Of the entries below, copy only those lines that contain the word "Folder".

··· Provided records ···

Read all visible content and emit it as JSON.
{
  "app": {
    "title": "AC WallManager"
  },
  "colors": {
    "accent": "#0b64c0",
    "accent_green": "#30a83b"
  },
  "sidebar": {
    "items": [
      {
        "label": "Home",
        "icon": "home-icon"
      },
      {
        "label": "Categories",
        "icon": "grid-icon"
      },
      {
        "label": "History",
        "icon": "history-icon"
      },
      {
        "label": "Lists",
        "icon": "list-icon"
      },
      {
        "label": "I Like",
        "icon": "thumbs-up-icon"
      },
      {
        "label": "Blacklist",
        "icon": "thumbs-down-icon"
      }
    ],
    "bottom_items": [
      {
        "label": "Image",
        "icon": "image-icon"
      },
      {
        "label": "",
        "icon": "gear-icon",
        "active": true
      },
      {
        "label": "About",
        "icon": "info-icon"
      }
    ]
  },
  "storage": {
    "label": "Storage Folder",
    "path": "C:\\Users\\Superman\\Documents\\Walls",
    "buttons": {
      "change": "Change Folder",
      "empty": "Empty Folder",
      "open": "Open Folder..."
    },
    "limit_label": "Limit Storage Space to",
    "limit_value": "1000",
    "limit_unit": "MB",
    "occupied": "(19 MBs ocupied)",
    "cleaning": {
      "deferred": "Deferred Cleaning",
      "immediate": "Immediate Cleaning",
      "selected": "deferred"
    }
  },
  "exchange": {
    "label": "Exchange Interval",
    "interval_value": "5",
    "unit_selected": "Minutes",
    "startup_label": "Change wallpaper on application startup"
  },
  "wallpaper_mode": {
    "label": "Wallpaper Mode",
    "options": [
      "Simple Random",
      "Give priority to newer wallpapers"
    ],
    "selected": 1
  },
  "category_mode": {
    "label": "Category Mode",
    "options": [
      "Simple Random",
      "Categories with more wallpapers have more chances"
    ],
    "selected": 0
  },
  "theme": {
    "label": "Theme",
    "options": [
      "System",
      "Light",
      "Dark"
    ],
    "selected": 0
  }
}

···

Expected answer:
    "label": "Storage Folder",
      "change": "Change Folder",
      "empty": "Empty Folder",
      "open": "Open Folder..."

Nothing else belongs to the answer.